━━ Entries provided

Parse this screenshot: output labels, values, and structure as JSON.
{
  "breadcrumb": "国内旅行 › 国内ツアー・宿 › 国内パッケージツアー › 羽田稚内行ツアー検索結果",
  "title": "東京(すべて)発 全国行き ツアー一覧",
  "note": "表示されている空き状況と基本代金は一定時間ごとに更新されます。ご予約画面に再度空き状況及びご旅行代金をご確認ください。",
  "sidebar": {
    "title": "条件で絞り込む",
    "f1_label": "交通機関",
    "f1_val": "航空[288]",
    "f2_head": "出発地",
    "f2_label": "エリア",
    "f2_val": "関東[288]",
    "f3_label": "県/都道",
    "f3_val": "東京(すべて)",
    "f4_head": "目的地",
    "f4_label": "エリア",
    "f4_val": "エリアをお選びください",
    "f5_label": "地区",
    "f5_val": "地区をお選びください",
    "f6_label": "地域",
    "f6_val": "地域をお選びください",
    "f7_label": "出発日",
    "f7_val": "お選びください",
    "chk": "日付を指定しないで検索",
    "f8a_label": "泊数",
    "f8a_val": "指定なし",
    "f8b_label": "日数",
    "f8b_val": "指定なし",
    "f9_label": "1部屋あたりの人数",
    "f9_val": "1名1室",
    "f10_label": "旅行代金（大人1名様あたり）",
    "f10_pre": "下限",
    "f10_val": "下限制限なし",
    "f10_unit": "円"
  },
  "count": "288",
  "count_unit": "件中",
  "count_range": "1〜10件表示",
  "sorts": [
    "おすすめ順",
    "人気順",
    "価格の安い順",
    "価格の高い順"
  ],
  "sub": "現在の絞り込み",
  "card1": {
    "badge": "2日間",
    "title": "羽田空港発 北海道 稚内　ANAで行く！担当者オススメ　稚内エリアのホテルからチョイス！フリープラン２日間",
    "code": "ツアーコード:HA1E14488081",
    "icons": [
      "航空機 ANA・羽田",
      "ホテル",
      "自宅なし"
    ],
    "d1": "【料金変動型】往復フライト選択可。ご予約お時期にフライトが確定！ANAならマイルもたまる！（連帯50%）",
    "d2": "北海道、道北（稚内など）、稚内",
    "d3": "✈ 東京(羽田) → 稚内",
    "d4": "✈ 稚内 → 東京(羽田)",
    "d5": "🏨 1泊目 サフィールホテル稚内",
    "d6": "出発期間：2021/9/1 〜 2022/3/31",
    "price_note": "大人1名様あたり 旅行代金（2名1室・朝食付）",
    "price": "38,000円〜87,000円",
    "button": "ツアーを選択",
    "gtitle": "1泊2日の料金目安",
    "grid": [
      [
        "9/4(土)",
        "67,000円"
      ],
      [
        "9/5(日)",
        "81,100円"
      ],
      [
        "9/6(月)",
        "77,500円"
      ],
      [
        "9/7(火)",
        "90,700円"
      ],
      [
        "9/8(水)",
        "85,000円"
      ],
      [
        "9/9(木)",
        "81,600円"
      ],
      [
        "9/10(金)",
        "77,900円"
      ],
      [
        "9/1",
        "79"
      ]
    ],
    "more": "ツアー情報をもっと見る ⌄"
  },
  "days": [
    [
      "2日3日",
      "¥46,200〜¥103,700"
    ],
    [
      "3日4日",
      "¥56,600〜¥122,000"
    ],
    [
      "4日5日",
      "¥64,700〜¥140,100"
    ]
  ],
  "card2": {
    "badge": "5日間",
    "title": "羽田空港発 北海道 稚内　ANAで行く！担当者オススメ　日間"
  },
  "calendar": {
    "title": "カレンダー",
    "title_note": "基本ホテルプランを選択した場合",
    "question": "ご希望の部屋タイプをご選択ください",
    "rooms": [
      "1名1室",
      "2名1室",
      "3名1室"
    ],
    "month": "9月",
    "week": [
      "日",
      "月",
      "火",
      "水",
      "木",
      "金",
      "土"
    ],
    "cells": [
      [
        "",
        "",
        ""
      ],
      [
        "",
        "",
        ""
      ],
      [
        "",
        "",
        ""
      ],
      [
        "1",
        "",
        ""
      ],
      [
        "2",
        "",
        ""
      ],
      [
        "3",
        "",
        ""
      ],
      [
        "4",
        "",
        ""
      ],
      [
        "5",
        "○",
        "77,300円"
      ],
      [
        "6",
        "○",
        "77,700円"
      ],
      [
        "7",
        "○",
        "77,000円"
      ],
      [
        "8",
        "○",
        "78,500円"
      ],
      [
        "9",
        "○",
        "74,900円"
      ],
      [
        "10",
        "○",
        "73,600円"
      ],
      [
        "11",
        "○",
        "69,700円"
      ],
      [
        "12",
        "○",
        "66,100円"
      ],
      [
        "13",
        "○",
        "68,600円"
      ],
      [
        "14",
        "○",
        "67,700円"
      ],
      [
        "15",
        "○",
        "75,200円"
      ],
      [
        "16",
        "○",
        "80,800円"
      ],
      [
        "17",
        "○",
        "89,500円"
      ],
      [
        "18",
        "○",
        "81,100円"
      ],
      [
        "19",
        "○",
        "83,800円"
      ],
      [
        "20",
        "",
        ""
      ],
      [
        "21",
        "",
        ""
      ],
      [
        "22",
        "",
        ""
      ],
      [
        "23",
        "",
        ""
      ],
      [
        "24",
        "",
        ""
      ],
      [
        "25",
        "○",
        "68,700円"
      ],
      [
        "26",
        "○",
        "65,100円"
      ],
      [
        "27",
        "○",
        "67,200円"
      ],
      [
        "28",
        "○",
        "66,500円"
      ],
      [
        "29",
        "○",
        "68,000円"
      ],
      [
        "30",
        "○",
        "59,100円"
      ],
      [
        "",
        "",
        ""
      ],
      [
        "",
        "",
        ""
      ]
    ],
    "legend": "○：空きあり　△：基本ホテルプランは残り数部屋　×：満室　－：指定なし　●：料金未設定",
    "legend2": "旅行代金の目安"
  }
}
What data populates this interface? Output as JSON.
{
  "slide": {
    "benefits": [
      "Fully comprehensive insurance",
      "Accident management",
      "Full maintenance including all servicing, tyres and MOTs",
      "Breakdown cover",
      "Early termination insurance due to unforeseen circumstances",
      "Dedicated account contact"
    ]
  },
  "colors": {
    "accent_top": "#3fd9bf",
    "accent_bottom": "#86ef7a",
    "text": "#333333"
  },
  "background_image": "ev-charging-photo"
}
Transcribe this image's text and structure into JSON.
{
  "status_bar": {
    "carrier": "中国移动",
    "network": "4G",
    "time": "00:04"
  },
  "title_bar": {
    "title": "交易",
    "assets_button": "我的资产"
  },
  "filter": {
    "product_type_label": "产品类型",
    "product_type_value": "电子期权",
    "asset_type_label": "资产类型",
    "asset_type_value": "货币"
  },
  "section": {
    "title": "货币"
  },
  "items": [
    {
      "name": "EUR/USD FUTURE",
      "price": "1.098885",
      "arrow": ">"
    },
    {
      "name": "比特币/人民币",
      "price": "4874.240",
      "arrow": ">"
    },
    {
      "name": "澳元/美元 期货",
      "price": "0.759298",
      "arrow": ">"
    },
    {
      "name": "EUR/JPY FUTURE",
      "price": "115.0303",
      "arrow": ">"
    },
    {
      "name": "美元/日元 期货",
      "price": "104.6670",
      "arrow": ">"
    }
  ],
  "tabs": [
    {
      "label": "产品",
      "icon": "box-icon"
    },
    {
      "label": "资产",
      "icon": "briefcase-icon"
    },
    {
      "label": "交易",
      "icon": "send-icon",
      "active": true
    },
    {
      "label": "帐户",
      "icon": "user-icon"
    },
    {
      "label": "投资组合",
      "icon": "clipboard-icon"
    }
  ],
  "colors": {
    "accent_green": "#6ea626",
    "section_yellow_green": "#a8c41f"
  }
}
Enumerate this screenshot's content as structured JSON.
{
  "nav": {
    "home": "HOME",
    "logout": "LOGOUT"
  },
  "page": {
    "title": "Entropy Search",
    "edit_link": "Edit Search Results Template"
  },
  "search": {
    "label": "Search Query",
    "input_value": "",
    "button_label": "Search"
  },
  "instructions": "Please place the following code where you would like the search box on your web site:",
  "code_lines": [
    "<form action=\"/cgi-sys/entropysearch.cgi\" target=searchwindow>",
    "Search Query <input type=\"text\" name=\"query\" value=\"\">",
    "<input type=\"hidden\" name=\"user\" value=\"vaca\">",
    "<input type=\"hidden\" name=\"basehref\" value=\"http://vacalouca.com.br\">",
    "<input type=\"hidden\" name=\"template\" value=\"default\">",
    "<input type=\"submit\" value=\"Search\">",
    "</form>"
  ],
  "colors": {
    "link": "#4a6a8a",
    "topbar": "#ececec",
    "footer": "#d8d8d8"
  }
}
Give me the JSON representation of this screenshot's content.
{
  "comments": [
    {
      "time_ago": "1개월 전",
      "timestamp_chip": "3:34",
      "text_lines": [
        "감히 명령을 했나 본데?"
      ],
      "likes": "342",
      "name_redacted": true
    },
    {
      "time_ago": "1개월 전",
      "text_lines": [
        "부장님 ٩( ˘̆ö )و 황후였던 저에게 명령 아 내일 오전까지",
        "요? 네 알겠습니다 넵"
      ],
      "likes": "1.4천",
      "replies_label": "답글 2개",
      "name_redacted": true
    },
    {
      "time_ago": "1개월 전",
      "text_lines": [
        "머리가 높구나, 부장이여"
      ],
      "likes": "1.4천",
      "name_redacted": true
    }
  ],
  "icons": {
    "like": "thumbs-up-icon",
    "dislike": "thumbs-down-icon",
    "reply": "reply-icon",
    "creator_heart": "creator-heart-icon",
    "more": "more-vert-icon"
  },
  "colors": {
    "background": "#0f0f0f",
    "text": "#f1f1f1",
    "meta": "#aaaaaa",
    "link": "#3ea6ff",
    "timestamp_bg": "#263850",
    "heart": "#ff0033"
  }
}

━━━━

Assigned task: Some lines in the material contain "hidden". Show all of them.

Result of this exercise:
    "<input type=\"hidden\" name=\"user\" value=\"vaca\">",
    "<input type=\"hidden\" name=\"basehref\" value=\"http://vacalouca.com.br\">",
    "<input type=\"hidden\" name=\"template\" value=\"default\">",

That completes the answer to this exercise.